■ **Data excerpts**:

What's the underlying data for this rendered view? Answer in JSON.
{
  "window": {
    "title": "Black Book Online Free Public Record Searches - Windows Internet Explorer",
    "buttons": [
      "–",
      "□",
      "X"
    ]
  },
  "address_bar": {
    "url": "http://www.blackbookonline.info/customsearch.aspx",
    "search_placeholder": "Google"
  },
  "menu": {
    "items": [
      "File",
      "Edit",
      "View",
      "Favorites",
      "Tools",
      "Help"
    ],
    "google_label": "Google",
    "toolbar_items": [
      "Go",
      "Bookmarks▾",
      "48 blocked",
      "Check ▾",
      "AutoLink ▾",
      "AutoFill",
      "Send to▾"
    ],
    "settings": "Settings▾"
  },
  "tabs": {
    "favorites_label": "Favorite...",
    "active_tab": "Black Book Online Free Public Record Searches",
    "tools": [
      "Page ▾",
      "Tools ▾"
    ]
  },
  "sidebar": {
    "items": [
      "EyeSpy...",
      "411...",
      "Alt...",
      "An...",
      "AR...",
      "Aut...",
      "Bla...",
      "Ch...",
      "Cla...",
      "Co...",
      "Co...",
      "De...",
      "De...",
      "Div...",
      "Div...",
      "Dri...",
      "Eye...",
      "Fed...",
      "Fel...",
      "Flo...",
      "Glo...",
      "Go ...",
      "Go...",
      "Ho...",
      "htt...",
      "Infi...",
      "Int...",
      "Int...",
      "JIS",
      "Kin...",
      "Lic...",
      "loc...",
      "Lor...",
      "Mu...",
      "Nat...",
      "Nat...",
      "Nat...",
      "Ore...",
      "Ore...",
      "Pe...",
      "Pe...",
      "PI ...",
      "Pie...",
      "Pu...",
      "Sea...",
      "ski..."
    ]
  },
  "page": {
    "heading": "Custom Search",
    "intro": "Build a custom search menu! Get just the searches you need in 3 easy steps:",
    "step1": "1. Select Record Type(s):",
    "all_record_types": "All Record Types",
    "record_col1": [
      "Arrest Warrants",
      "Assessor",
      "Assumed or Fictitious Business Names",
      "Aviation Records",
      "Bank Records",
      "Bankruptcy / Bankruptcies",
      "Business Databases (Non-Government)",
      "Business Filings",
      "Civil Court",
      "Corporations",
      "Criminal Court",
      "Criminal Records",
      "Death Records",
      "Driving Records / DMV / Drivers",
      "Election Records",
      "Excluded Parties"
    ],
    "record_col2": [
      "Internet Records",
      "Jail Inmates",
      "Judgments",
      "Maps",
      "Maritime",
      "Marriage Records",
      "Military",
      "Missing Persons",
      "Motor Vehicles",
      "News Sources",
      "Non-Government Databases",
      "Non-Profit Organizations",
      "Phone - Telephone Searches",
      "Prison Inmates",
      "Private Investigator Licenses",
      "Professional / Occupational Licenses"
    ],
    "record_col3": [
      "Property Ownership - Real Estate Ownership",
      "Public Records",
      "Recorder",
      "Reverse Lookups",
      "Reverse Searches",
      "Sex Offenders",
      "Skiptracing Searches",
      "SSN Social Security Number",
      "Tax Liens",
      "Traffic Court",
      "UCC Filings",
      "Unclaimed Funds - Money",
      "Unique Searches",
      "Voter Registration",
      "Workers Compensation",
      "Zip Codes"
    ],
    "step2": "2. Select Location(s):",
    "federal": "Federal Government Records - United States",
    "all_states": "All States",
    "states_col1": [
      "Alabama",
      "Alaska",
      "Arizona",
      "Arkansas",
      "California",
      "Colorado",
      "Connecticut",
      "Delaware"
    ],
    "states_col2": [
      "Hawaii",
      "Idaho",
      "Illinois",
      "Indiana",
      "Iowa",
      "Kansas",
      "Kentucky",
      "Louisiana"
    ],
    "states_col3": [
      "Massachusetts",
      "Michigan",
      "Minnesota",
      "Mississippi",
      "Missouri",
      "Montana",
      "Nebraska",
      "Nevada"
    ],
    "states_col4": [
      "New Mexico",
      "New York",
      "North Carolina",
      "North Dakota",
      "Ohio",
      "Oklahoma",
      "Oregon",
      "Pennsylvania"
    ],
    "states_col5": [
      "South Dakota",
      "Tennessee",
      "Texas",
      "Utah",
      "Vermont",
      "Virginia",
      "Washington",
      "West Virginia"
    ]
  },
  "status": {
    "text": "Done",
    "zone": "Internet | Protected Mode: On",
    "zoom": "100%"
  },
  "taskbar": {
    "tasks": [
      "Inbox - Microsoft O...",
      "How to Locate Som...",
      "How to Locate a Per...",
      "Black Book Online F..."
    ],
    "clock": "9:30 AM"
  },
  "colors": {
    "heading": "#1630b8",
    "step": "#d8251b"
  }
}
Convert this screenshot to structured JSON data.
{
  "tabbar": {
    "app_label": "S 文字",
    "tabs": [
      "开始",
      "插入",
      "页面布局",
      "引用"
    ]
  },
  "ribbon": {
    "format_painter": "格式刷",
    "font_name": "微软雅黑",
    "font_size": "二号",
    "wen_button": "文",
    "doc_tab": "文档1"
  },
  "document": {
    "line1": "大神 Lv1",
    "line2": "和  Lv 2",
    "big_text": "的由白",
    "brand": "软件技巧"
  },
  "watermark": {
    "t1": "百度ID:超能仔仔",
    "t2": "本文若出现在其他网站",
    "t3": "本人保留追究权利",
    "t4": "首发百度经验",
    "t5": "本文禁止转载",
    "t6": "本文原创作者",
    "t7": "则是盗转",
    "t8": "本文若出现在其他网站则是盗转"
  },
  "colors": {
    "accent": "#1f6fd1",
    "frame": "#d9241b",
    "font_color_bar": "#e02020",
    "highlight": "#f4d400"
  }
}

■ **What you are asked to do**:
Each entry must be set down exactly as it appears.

■ **Solution for this task**:
What's the underlying data for this rendered view? Answer in JSON.
{
  "window": {
    "title": "Black Book Online Free Public Record Searches - Windows Internet Explorer",
    "buttons": [
      "–",
      "□",
      "X"
    ]
  },
  "address_bar": {
    "url": "http://www.blackbookonline.info/customsearch.aspx",
    "search_placeholder": "Google"
  },
  "menu": {
    "items": [
      "File",
      "Edit",
      "View",
      "Favorites",
      "Tools",
      "Help"
    ],
    "google_label": "Google",
    "toolbar_items": [
      "Go",
      "Bookmarks▾",
      "48 blocked",
      "Check ▾",
      "AutoLink ▾",
      "AutoFill",
      "Send to▾"
    ],
    "settings": "Settings▾"
  },
  "tabs": {
    "favorites_label": "Favorite...",
    "active_tab": "Black Book Online Free Public Record Searches",
    "tools": [
      "Page ▾",
      "Tools ▾"
    ]
  },
  "sidebar": {
    "items": [
      "EyeSpy...",
      "411...",
      "Alt...",
      "An...",
      "AR...",
      "Aut...",
      "Bla...",
      "Ch...",
      "Cla...",
      "Co...",
      "Co...",
      "De...",
      "De...",
      "Div...",
      "Div...",
      "Dri...",
      "Eye...",
      "Fed...",
      "Fel...",
      "Flo...",
      "Glo...",
      "Go ...",
      "Go...",
      "Ho...",
      "htt...",
      "Infi...",
      "Int...",
      "Int...",
      "JIS",
      "Kin...",
      "Lic...",
      "loc...",
      "Lor...",
      "Mu...",
      "Nat...",
      "Nat...",
      "Nat...",
      "Ore...",
      "Ore...",
      "Pe...",
      "Pe...",
      "PI ...",
      "Pie...",
      "Pu...",
      "Sea...",
      "ski..."
    ]
  },
  "page": {
    "heading": "Custom Search",
    "intro": "Build a custom search menu! Get just the searches you need in 3 easy steps:",
    "step1": "1. Select Record Type(s):",
    "all_record_types": "All Record Types",
    "record_col1": [
      "Arrest Warrants",
      "Assessor",
      "Assumed or Fictitious Business Names",
      "Aviation Records",
      "Bank Records",
      "Bankruptcy / Bankruptcies",
      "Business Databases (Non-Government)",
      "Business Filings",
      "Civil Court",
      "Corporations",
      "Criminal Court",
      "Criminal Records",
      "Death Records",
      "Driving Records / DMV / Drivers",
      "Election Records",
      "Excluded Parties"
    ],
    "record_col2": [
      "Internet Records",
      "Jail Inmates",
      "Judgments",
      "Maps",
      "Maritime",
      "Marriage Records",
      "Military",
      "Missing Persons",
      "Motor Vehicles",
      "News Sources",
      "Non-Government Databases",
      "Non-Profit Organizations",
      "Phone - Telephone Searches",
      "Prison Inmates",
      "Private Investigator Licenses",
      "Professional / Occupational Licenses"
    ],
    "record_col3": [
      "Property Ownership - Real Estate Ownership",
      "Public Records",
      "Recorder",
      "Reverse Lookups",
      "Reverse Searches",
      "Sex Offenders",
      "Skiptracing Searches",
      "SSN Social Security Number",
      "Tax Liens",
      "Traffic Court",
      "UCC Filings",
      "Unclaimed Funds - Money",
      "Unique Searches",
      "Voter Registration",
      "Workers Compensation",
      "Zip Codes"
    ],
    "step2": "2. Select Location(s):",
    "federal": "Federal Government Records - United States",
    "all_states": "All States",
    "states_col1": [
      "Alabama",
      "Alaska",
      "Arizona",
      "Arkansas",
      "California",
      "Colorado",
      "Connecticut",
      "Delaware"
    ],
    "states_col2": [
      "Hawaii",
      "Idaho",
      "Illinois",
      "Indiana",
      "Iowa",
      "Kansas",
      "Kentucky",
      "Louisiana"
    ],
    "states_col3": [
      "Massachusetts",
      "Michigan",
      "Minnesota",
      "Mississippi",
      "Missouri",
      "Montana",
      "Nebraska",
      "Nevada"
    ],
    "states_col4": [
      "New Mexico",
      "New York",
      "North Carolina",
      "North Dakota",
      "Ohio",
      "Oklahoma",
      "Oregon",
      "Pennsylvania"
    ],
    "states_col5": [
      "South Dakota",
      "Tennessee",
      "Texas",
      "Utah",
      "Vermont",
      "Virginia",
      "Washington",
      "West Virginia"
    ]
  },
  "status": {
    "text": "Done",
    "zone": "Internet | Protected Mode: On",
    "zoom": "100%"
  },
  "taskbar": {
    "tasks": [
      "Inbox - Microsoft O...",
      "How to Locate Som...",
      "How to Locate a Per...",
      "Black Book Online F..."
    ],
    "clock": "9:30 AM"
  },
  "colors": {
    "heading": "#1630b8",
    "step": "#d8251b"
  }
}
Convert this screenshot to structured JSON data.
{
  "tabbar": {
    "app_label": "S 文字",
    "tabs": [
      "开始",
      "插入",
      "页面布局",
      "引用"
    ]
  },
  "ribbon": {
    "format_painter": "格式刷",
    "font_name": "微软雅黑",
    "font_size": "二号",
    "wen_button": "文",
    "doc_tab": "文档1"
  },
  "document": {
    "line1": "大神 Lv1",
    "line2": "和  Lv 2",
    "big_text": "的由白",
    "brand": "软件技巧"
  },
  "watermark": {
    "t1": "百度ID:超能仔仔",
    "t2": "本文若出现在其他网站",
    "t3": "本人保留追究权利",
    "t4": "首发百度经验",
    "t5": "本文禁止转载",
    "t6": "本文原创作者",
    "t7": "则是盗转",
    "t8": "本文若出现在其他网站则是盗转"
  },
  "colors": {
    "accent": "#1f6fd1",
    "frame": "#d9241b",
    "font_color_bar": "#e02020",
    "highlight": "#f4d400"
  }
}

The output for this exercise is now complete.